Want more information? Here are some links:

Brooklyn Botanic Garden Weed of the Month

North Carolina Extension – Cardamine hirsuta

Bulbs for the Bees

Article by A. Goldman

Crocus vernus ‘Flower Record

Fall is a great time to anticipate spring by planting some spring blooming bulbs.  Not only do you benefit from seeing flowers early in the year, the bees will thank you for giving them an early season boost of nectar from those early bloomers.

Galanthus elwesii (Snowdrop)

Late February/beginning of March is when the queen bumblebee, solitary bees and honey bees may emerge to forage for much needed pollen and nectar to replenish their energy levels.  By planting early bulbs such as:  Snowdrops (Galanthus), Crocus, Buttercups (Eranthis), Glory of the snow (Chinodoxa), Siberian squill (Scilla siberica, and even species tulips you can greatly enhance the presence of pollinators in your garden for the season.

For a continuation of spring color, later bloomers include Fritillaria, Grape hyacinth (Muscari) and those highly-scented Hyacinths. 

Allium aflatunense ‘Purple Sensation’

A large group that would satisfy any gardener and that bees also relish is the Allium family.  There are early and mid-spring as well as summer blooming Allium in various heights, colors, and forms. They all provide excellent bee forage and can provide interest in pretty much any area of the garden.

Planting bulbs is easily done up until the ground freezes and you can still place an order from some excellent sources.  Some of our favorites include:

www.Brentandbeckysbulbs.com

www.Oldhousegardens.com

www.Whiteflowerfarms.com

Helleborus orientalis (Lenten Rose)

One additional thought on providing early blooming flowers for the bees, Hellebores are excellent for this purpose. Like bulbs, once established Hellebores can thrive for years with not much fuss or muss. 

If you have Hellebores already established in your garden, investigate under the “skirts” for babies that can be transplanted to new locations in the fall.

Planting bulbs is a spring present to yourself and to the bees who will appreciate you thinking of them and continue to pollinate the landscape for the benefit of us all.  

Crocus chrysanthus ‘Blue Pearl’

Just Do the Soil Test

You’ll be glad you did

Soil test picture

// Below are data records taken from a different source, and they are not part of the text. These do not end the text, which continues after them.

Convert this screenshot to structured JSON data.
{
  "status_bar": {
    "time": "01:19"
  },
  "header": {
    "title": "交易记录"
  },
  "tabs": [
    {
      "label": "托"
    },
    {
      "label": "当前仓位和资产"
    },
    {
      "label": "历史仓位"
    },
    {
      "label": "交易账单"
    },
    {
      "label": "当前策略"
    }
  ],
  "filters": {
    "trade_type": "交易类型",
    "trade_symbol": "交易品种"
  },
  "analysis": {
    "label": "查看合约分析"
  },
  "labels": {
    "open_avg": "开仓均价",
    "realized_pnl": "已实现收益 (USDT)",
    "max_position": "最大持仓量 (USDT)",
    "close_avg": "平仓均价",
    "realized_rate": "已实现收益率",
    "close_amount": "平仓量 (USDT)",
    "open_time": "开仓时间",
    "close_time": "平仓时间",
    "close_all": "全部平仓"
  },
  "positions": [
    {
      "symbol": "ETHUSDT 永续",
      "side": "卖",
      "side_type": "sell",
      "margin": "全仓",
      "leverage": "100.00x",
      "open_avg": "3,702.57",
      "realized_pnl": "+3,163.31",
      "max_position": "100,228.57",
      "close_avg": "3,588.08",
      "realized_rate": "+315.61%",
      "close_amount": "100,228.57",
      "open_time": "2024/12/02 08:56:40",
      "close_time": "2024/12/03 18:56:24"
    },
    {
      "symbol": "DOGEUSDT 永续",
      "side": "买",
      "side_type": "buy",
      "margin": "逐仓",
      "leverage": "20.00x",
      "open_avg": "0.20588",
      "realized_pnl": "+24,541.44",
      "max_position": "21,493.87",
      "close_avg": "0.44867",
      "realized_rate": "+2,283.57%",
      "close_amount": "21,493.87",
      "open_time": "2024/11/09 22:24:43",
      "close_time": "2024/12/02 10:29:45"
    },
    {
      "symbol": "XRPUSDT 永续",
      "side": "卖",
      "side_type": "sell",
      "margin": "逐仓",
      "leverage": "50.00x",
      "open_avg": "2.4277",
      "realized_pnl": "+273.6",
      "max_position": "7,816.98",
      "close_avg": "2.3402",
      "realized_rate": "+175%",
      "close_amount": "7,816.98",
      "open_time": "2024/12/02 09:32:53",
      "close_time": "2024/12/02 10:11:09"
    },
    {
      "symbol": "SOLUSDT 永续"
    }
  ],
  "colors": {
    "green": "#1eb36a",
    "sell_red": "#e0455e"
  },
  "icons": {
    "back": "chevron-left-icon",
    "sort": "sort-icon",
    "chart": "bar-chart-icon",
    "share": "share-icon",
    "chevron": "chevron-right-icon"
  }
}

Do you have an area of your yard that is not doing as well as you’d like? Or maybe you’re considering creating a new planting area? Have you tested the soil in your vegetable garden in the past 5 years? Or ever?

A soil test can give you valuable (and sometimes surprising) information. Proper soil nutrients create healthy plants that are better able to fend off diseases and pests without any intervention. Knowing the state of your soil can help prevent the expense of excess fertilization, not to mention the environmental damage that excess fertilizer can cause.

Now is the perfect time to get that soil test.  If the soil test indicates that your soil is too acidic, you can apply the lime in the fall so it has time to alter the soil pH over the winter. If your soil is low in organic matter, you may decide to grow a cover crop over the fall and winter.

 Any needed fertilizers should be added in the spring before planting.

Soil test kits can be purchased from the Penn State Extension Office in Smeadley Park. Follow the directions for sampling carefully – your test results are only as good as your sample.  You will receive a soil report sent directly to your home with all the recommendations for improving your soil.  If you have any trouble interpreting your test report, you can always contact the Master Gardener Hort Line for help.

Want more information? Here are some links:

Penn State Extension: Soil Testing Overview

Penn State Extension: Don’t Guess… Soil Test

Penn State Extension: Interpreting Your Soil Test Reports

Penn State Extension: Soil Test Results: “What’s Next?” Guide for Homeowners